Provided information below:

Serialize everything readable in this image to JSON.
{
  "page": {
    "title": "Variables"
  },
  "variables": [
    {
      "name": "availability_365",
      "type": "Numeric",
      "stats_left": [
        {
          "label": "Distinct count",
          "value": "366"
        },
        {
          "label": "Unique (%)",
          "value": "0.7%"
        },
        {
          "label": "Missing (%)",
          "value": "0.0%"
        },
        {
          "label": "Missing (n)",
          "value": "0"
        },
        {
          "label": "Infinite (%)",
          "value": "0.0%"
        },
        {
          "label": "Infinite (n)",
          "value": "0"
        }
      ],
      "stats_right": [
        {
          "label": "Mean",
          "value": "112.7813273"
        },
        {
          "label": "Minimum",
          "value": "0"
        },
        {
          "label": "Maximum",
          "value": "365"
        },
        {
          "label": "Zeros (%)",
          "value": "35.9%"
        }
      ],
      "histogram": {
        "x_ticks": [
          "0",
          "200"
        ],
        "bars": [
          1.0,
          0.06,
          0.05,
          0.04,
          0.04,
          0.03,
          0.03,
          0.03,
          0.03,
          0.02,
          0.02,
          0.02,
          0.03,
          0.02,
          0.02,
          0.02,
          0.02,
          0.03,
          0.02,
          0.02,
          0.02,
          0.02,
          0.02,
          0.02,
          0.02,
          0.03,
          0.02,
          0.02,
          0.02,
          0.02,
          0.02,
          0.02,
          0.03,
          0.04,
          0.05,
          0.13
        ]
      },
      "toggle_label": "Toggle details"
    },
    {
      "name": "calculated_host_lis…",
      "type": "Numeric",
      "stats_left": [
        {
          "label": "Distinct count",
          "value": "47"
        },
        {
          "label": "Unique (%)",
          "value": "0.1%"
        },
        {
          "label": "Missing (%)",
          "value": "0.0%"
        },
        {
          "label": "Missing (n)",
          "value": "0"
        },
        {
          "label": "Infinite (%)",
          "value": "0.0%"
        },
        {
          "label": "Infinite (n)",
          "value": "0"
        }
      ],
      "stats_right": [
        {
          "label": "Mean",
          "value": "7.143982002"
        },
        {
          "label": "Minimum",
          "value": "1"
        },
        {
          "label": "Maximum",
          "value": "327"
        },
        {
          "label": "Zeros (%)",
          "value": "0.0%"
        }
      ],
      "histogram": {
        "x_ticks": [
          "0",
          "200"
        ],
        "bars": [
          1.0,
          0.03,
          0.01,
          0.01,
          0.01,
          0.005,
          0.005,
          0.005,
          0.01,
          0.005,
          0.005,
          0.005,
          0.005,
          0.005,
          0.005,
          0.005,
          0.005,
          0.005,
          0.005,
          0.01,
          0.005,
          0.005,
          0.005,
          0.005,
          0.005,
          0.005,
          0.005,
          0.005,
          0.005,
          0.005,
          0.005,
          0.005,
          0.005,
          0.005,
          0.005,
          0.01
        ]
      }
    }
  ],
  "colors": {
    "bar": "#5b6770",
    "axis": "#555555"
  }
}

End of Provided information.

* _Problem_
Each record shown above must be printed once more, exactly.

* _Task output_
Serialize everything readable in this image to JSON.
{
  "page": {
    "title": "Variables"
  },
  "variables": [
    {
      "name": "availability_365",
      "type": "Numeric",
      "stats_left": [
        {
          "label": "Distinct count",
          "value": "366"
        },
        {
          "label": "Unique (%)",
          "value": "0.7%"
        },
        {
          "label": "Missing (%)",
          "value": "0.0%"
        },
        {
          "label": "Missing (n)",
          "value": "0"
        },
        {
          "label": "Infinite (%)",
          "value": "0.0%"
        },
        {
          "label": "Infinite (n)",
          "value": "0"
        }
      ],
      "stats_right": [
        {
          "label": "Mean",
          "value": "112.7813273"
        },
        {
          "label": "Minimum",
          "value": "0"
        },
        {
          "label": "Maximum",
          "value": "365"
        },
        {
          "label": "Zeros (%)",
          "value": "35.9%"
        }
      ],
      "histogram": {
        "x_ticks": [
          "0",
          "200"
        ],
        "bars": [
          1.0,
          0.06,
          0.05,
          0.04,
          0.04,
          0.03,
          0.03,
          0.03,
          0.03,
          0.02,
          0.02,
          0.02,
          0.03,
          0.02,
          0.02,
          0.02,
          0.02,
          0.03,
          0.02,
          0.02,
          0.02,
          0.02,
          0.02,
          0.02,
          0.02,
          0.03,
          0.02,
          0.02,
          0.02,
          0.02,
          0.02,
          0.02,
          0.03,
          0.04,
          0.05,
          0.13
        ]
      },
      "toggle_label": "Toggle details"
    },
    {
      "name": "calculated_host_lis…",
      "type": "Numeric",
      "stats_left": [
        {
          "label": "Distinct count",
          "value": "47"
        },
        {
          "label": "Unique (%)",
          "value": "0.1%"
        },
        {
          "label": "Missing (%)",
          "value": "0.0%"
        },
        {
          "label": "Missing (n)",
          "value": "0"
        },
        {
          "label": "Infinite (%)",
          "value": "0.0%"
        },
        {
          "label": "Infinite (n)",
          "value": "0"
        }
      ],
      "stats_right": [
        {
          "label": "Mean",
          "value": "7.143982002"
        },
        {
          "label": "Minimum",
          "value": "1"
        },
        {
          "label": "Maximum",
          "value": "327"
        },
        {
          "label": "Zeros (%)",
          "value": "0.0%"
        }
      ],
      "histogram": {
        "x_ticks": [
          "0",
          "200"
        ],
        "bars": [
          1.0,
          0.03,
          0.01,
          0.01,
          0.01,
          0.005,
          0.005,
          0.005,
          0.01,
          0.005,
          0.005,
          0.005,
          0.005,
          0.005,
          0.005,
          0.005,
          0.005,
          0.005,
          0.005,
          0.01,
          0.005,
          0.005,
          0.005,
          0.005,
          0.005,
          0.005,
          0.005,
          0.005,
          0.005,
          0.005,
          0.005,
          0.005,
          0.005,
          0.005,
          0.005,
          0.01
        ]
      }
    }
  ],
  "colors": {
    "bar": "#5b6770",
    "axis": "#555555"
  }
}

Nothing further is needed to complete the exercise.